● What you will do
What you return must match the material exactly, with every line present.

────────────────────────────────────────

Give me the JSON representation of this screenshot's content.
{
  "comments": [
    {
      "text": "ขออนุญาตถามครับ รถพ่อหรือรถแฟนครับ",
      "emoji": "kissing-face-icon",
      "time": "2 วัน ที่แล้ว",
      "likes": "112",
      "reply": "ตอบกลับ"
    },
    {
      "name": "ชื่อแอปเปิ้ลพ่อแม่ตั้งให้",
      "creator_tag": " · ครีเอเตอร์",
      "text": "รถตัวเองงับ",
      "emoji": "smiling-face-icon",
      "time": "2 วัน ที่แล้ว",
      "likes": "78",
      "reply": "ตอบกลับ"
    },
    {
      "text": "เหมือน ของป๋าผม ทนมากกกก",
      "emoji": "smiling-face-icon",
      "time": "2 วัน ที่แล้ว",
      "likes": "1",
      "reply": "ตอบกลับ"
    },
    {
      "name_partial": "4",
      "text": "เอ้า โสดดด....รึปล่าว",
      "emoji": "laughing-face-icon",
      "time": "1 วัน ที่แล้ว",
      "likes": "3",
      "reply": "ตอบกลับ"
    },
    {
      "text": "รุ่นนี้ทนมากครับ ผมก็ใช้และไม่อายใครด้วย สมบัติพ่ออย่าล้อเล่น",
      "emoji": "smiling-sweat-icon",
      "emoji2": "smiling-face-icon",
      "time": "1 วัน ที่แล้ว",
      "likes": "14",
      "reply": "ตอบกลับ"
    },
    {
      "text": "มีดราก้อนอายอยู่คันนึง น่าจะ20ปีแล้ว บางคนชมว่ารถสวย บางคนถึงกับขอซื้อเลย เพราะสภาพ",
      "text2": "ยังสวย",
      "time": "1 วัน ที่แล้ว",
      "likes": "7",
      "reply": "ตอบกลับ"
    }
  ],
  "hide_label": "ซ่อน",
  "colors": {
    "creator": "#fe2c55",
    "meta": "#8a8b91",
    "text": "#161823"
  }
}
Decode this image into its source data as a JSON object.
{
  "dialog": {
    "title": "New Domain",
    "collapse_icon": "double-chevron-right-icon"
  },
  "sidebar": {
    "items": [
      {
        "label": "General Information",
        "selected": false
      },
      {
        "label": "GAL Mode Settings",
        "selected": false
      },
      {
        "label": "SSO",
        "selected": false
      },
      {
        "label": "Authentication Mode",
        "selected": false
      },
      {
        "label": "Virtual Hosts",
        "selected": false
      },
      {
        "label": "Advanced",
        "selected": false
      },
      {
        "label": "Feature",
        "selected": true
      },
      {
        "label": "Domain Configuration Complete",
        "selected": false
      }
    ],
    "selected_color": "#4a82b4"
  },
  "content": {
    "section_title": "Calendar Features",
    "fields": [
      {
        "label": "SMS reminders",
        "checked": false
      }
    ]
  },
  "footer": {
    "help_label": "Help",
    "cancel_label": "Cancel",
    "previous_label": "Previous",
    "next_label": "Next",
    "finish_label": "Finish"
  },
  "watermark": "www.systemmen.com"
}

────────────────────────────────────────

● Written answer
Give me the JSON representation of this screenshot's content.
{
  "comments": [
    {
      "text": "ขออนุญาตถามครับ รถพ่อหรือรถแฟนครับ",
      "emoji": "kissing-face-icon",
      "time": "2 วัน ที่แล้ว",
      "likes": "112",
      "reply": "ตอบกลับ"
    },
    {
      "name": "ชื่อแอปเปิ้ลพ่อแม่ตั้งให้",
      "creator_tag": " · ครีเอเตอร์",
      "text": "รถตัวเองงับ",
      "emoji": "smiling-face-icon",
      "time": "2 วัน ที่แล้ว",
      "likes": "78",
      "reply": "ตอบกลับ"
    },
    {
      "text": "เหมือน ของป๋าผม ทนมากกกก",
      "emoji": "smiling-face-icon",
      "time": "2 วัน ที่แล้ว",
      "likes": "1",
      "reply": "ตอบกลับ"
    },
    {
      "name_partial": "4",
      "text": "เอ้า โสดดด....รึปล่าว",
      "emoji": "laughing-face-icon",
      "time": "1 วัน ที่แล้ว",
      "likes": "3",
      "reply": "ตอบกลับ"
    },
    {
      "text": "รุ่นนี้ทนมากครับ ผมก็ใช้และไม่อายใครด้วย สมบัติพ่ออย่าล้อเล่น",
      "emoji": "smiling-sweat-icon",
      "emoji2": "smiling-face-icon",
      "time": "1 วัน ที่แล้ว",
      "likes": "14",
      "reply": "ตอบกลับ"
    },
    {
      "text": "มีดราก้อนอายอยู่คันนึง น่าจะ20ปีแล้ว บางคนชมว่ารถสวย บางคนถึงกับขอซื้อเลย เพราะสภาพ",
      "text2": "ยังสวย",
      "time": "1 วัน ที่แล้ว",
      "likes": "7",
      "reply": "ตอบกลับ"
    }
  ],
  "hide_label": "ซ่อน",
  "colors": {
    "creator": "#fe2c55",
    "meta": "#8a8b91",
    "text": "#161823"
  }
}
Decode this image into its source data as a JSON object.
{
  "dialog": {
    "title": "New Domain",
    "collapse_icon": "double-chevron-right-icon"
  },
  "sidebar": {
    "items": [
      {
        "label": "General Information",
        "selected": false
      },
      {
        "label": "GAL Mode Settings",
        "selected": false
      },
      {
        "label": "SSO",
        "selected": false
      },
      {
        "label": "Authentication Mode",
        "selected": false
      },
      {
        "label": "Virtual Hosts",
        "selected": false
      },
      {
        "label": "Advanced",
        "selected": false
      },
      {
        "label": "Feature",
        "selected": true
      },
      {
        "label": "Domain Configuration Complete",
        "selected": false
      }
    ],
    "selected_color": "#4a82b4"
  },
  "content": {
    "section_title": "Calendar Features",
    "fields": [
      {
        "label": "SMS reminders",
        "checked": false
      }
    ]
  },
  "footer": {
    "help_label": "Help",
    "cancel_label": "Cancel",
    "previous_label": "Previous",
    "next_label": "Next",
    "finish_label": "Finish"
  },
  "watermark": "www.systemmen.com"
}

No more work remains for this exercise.